Even so, many Catholics felt that the matter had gone to far, and were appalled at the hatred and violence committed in the name of religion.

Henry III: Charles IX died in 1574 at the age of twenty four, and was succeeded by the next brother, Henry III (r.1574-1589. At his coronation, the crown slipped twice from his head, a bad omen in a time of superstition. Openly homosexual, Henry enjoyed dressing up as a woman and spending money with abandon on a group of handsome young men who gathered around him. In religious matters, he was more tolerant of Protestantism than had been his father or two brothers, and agreed to a truce that recognized the legality of Protestantism. His display of toleration greatly disturbed the hard-line Catholics who had been determined to rid the country of Huguenots. Flagellants reappeared in France in numbers not seen since the Black Death.

The War of the Three Henries: In June, 1584, Henry’s younger brother, the last of the Valois line, died. Henry had no children of his own (obviously!) and the next in line was Henry of Navarre, the Huguenot who had presumably converted under pressure following the St. Bartholomew’s Day massacre, but had since recanted.

With the possibility of a Huguenot King, France soon erupted into Civil War. It was known as the War of the Three Henries after its three major participants: Henry III (Valois); Henry of Navarre, the Huguenot and heir presumptive, and Henry of Guise, the Catholic champion. The war raged for two years.

Henry III learned of the defeat of the Spanish Armada and decided it was best to rid himself of Henry of Guise who had Spanish support.

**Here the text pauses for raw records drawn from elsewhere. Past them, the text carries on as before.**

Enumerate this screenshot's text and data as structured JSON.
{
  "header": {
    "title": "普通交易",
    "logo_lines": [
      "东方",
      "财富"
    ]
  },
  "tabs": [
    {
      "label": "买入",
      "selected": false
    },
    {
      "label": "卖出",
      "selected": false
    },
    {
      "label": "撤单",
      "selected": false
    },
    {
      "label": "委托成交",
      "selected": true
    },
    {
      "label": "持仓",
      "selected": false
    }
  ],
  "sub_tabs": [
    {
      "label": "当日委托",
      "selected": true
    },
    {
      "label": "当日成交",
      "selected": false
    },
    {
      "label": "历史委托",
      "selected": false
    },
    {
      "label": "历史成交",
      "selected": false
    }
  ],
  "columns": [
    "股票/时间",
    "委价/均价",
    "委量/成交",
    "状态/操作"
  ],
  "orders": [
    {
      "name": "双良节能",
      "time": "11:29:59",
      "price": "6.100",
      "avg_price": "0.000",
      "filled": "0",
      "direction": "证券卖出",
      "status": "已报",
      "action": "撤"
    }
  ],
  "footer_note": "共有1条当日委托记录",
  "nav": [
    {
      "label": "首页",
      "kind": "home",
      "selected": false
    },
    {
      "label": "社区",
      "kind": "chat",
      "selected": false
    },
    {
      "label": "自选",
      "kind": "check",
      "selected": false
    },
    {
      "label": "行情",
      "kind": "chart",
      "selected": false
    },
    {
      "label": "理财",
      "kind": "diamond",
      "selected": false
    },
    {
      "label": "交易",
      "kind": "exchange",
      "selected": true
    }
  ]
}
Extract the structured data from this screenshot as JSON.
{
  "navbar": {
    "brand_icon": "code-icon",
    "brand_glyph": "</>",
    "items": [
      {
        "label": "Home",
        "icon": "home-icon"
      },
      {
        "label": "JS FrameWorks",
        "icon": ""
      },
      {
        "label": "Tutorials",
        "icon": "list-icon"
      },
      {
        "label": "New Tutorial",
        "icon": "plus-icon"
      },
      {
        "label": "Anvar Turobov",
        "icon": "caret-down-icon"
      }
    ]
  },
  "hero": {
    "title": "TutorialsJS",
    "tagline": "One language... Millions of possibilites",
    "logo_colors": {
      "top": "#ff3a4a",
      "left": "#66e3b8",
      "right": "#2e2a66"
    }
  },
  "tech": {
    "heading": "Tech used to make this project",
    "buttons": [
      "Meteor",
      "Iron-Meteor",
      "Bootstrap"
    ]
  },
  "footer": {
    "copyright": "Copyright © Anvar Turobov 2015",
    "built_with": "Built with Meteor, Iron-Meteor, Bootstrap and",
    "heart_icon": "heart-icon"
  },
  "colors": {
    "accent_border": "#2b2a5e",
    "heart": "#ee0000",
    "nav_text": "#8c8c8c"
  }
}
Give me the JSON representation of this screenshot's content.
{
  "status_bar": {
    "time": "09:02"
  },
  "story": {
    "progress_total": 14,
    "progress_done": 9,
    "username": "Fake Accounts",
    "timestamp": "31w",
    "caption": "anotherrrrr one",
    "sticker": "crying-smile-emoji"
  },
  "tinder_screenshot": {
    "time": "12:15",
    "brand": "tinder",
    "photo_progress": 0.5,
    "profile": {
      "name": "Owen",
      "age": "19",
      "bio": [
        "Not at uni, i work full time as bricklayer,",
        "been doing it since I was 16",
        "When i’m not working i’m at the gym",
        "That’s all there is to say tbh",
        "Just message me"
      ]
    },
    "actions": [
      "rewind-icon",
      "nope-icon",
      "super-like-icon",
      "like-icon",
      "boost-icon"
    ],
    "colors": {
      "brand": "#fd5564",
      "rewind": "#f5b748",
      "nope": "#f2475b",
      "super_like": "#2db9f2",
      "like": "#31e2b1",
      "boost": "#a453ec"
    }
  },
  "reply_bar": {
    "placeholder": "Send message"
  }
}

He invited Guise and his brother to a secret meeting to discuss peace, and then had them murdered. He was denounced as a traitor by the Catholics, and fled to the camp of Henry of Navarre, the Protestant. He planned to retake Paris but was assassinated on August 1, 1589 by a friar who thought the King was a traitor for being willing to accept a Protestant as his successor.

With the death of Henry III, Henry of Navarre became Henry IV. The new king, who "knew hot to fight, to make love, and to drink," was pragmatic enough to see that a fifth conversion, this time back to Catholicism, was in order. He wanted a strong, united France, and knew that the majority of Frenchmen were Roman Catholic. So, stating that "Paris is worth a mass," he embraced Catholicism. His willingness to sacrifice his religious convictions for political expediency saved France from further bloodshed and possible disintegration of the nation.

In 1598, Henry IV issued the Edict of Nantes which granted religious liberty to the Huguenots. They would be allowed seventy five fortified towns plus other fortified places n which to exercise freedom of religion. They were declared eligible for public office and guaranteed the right to use schools and other facilities on an equal basis with Catholics. The Edict also declared Catholicism to be the official state Church of France, and restored all of the church’s former income and property. Although the Edict did not satisfy the extremists, it did provide a strong measure of Peace in a land long devastated by war.

Although a good King, Henry’s personal life was less than exemplary. He had six illegitimate children by three mistresses along with three children born to his queen. He proudly referred to his nine children as his "herd." On one occasion, he formally introduced one of his mistresses to his wife, demanding that the latter repeat her curtsy so that she bow a little lower, and the three dined together in a meal that had to be anything but comfortable.

Henry IV launched a major economic reform program, hoping to improve the life of the peasants. He remarked that he hoped every peasant family would have a chicken in the pot for Sunday dinner. He did make the effort, but was largely unsuccessful. It is remarkable only in that most rulers cared little about the welfare of the peasantry. The French people revered him to the extent that he was called "Henry le Grande." In 1610, a Monk who doubted the sincerity of Henry’s conversion to Catholicism murdered him.

Henry was succeeded by Louis XIII, who went very far to bring absolute rule to France, an issue discussed elsewhere.